The hops, on the other hand, might not only save me money, but might even be a viable business venture. They're a climbing vine, so they shouldn't need all that much space, and unlike barley, which has increased in price only some 80%, hops have become an astonishing 700% pricier this year. They also rather like the Northwest climate; so even if I end up having to buy barley, I can still grow my own bitter and save a bundle doing it!

Since I've arrived in Seattle and seen the number of food gardens even in our dense, relatively urban neighborhood - admittedly a few miles away from downtown and made up mostly of single-family homes with a few condos, not the large apartment blocks the real urban center - I've been wondering why more people nationwide don't grow more of their own food.

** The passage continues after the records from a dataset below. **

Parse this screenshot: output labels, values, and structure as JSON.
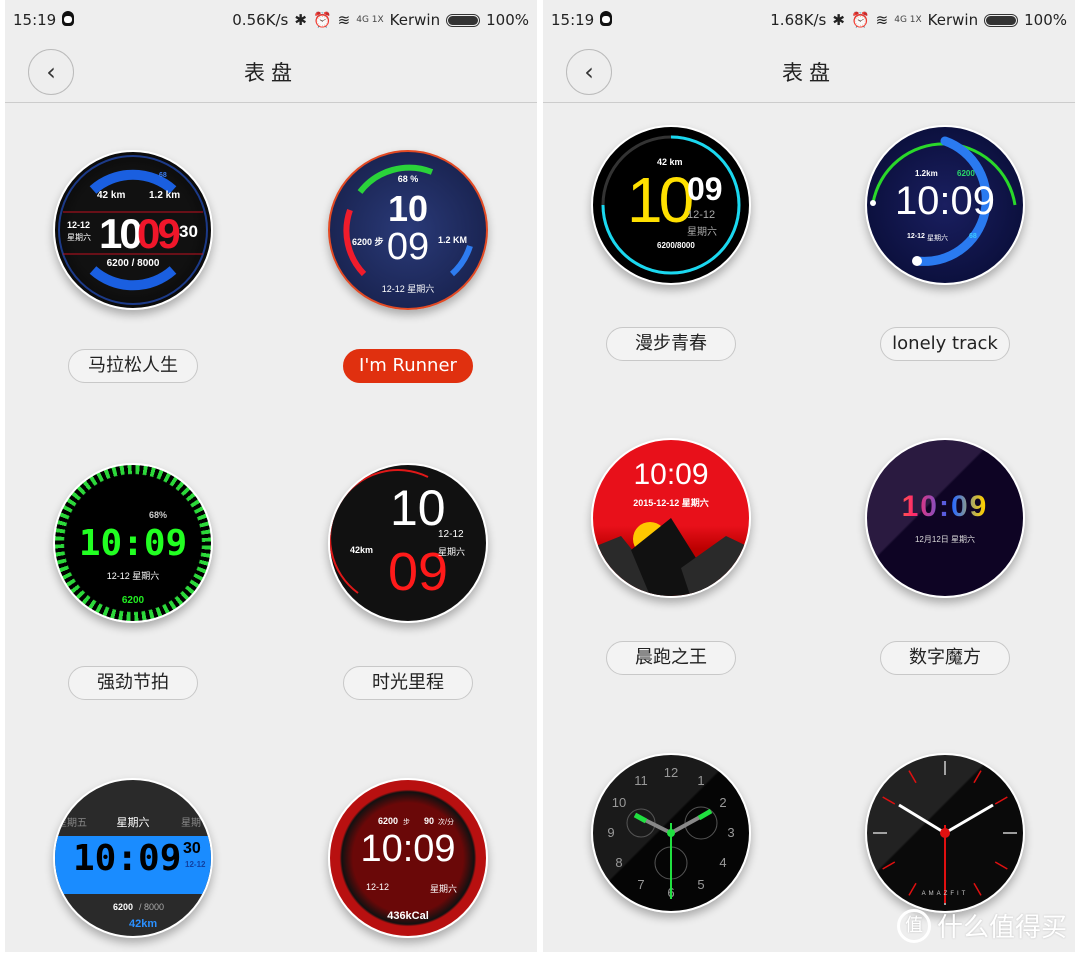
{
  "left": {
    "status": {
      "time": "15:19",
      "speed": "0.56K/s",
      "carrier": "Kerwin",
      "battery": "100%",
      "network": "4G 1X"
    },
    "header": {
      "title": "表盘",
      "back_icon": "chevron-left"
    },
    "faces": [
      {
        "label": "马拉松人生",
        "selected": false,
        "distance": "42 km",
        "run": "1.2 km",
        "date": "12-12",
        "weekday": "星期六",
        "hour": "10",
        "minute": "09",
        "second": "30",
        "steps": "6200 / 8000",
        "battery": "68"
      },
      {
        "label": "I'm Runner",
        "selected": true,
        "battery": "68 %",
        "hour": "10",
        "minute": "09",
        "steps": "6200 步",
        "run": "1.2 KM",
        "date": "12-12 星期六"
      },
      {
        "label": "强劲节拍",
        "selected": false,
        "battery": "68%",
        "time": "10:09",
        "date": "12-12  星期六",
        "steps": "6200"
      },
      {
        "label": "时光里程",
        "selected": false,
        "hour": "10",
        "minute": "09",
        "distance": "42km",
        "date": "12-12",
        "weekday": "星期六"
      },
      {
        "label": "",
        "prev_day": "星期五",
        "weekday": "星期六",
        "next_day": "星期",
        "time": "10:09",
        "second": "30",
        "date": "12-12",
        "steps": "6200",
        "steps_goal": "/ 8000",
        "distance": "42km"
      },
      {
        "label": "",
        "steps": "6200",
        "steps_unit": "步",
        "heart": "90",
        "heart_unit": "次/分",
        "time": "10:09",
        "date": "12-12",
        "weekday": "星期六",
        "calories": "436kCal"
      }
    ]
  },
  "right": {
    "status": {
      "time": "15:19",
      "speed": "1.68K/s",
      "carrier": "Kerwin",
      "battery": "100%",
      "network": "4G 1X"
    },
    "header": {
      "title": "表盘",
      "back_icon": "chevron-left"
    },
    "faces": [
      {
        "label": "漫步青春",
        "distance": "42 km",
        "hour": "10",
        "minute": "09",
        "date": "12-12",
        "weekday": "星期六",
        "steps": "6200/8000"
      },
      {
        "label": "lonely track",
        "run": "1.2km",
        "steps": "6200",
        "time": "10:09",
        "date": "12-12",
        "weekday": "星期六",
        "battery": "68"
      },
      {
        "label": "晨跑之王",
        "time": "10:09",
        "date": "2015-12-12  星期六"
      },
      {
        "label": "数字魔方",
        "time": "10:09",
        "date": "12月12日 星期六"
      },
      {
        "label": "",
        "numerals": [
          "12",
          "1",
          "2",
          "3",
          "4",
          "5",
          "6",
          "7",
          "8",
          "9",
          "10",
          "11"
        ]
      },
      {
        "label": "",
        "brand": "AMAZFIT"
      }
    ]
  },
  "watermark": {
    "icon": "值",
    "text": "什么值得买"
  },
  "colors": {
    "accent": "#e0300f",
    "background": "#eeeeee"
  }
}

Sure, gardening is a fairly popular hobby, but not nearly popular enough to be called common. I suppose, like many things American, it's a matter of patience vs. convenience. It takes a long time to grow tomatoes instead of buying them at the store!

As much as America has changed, though, since gardening started to become less popular decades ago, today would be a fine time for a resurgence in its popularity. We're not talking about landscaping with petunias here, either; even a man's man should be able to get behind the idea of feeding his family with his own By-God sweat and blood.

Hell, if American families grew a few vegetables, maybe it would even help reduce obesity and improve general health. I can't picture many parents allowing their families to get away without eating their greens if it were a matter of pride and not just prudence, nor can I see the blue-collar man settling for Bud Light any longer if the missus brewed up a fine, nutty Pilsner instead. I don't expect it to happen, mind you, but the idea has its merits.

* - Genuinely green is different from the dogmatic Green, you understand; they have in common certain things, such as compact fluorescent light bulbs (which save you money, incidentally) and a strong support for public transit as opposed to driving (which gives me some time to relax and read before and after work, instead of swearing at traffic); but a free-thinking individual concerned with genuinely improving his life and minimizing his negative impact on the rest of the world's population, rather than making an absurd and ineffective political point, does not knee-jerk oppose genetically modified crops, nor think that the Toyota Prius is anything more than a small, ugly economy car.

Yuppies, you are not saving the world by giving up your Beemer and buying a Prius; you are marking yourselves as ill-informed and smug. You undoubtedly mean well, and you might, admittedly, be contributing to a movement which will encourage research into carbon-free automobiles, but not in an effective way, and I sincerely doubt you thought it through that far anyway. And, incidentally, "organic" is often nothing more than a corporately co-opted marketing tool! Buy local from independent businesses instead, and in so doing support your regional economy.

Yeah, that's right. I said economy, bitches. There's no point to trying to live a conscientious life if you don't do it in a way that makes things better for everyone, and that means human prosperity. Prosperous, content humans are also generous, educated, concerned, responsible humans. (Yeah, credit to Shellenberger and Nordhaus again)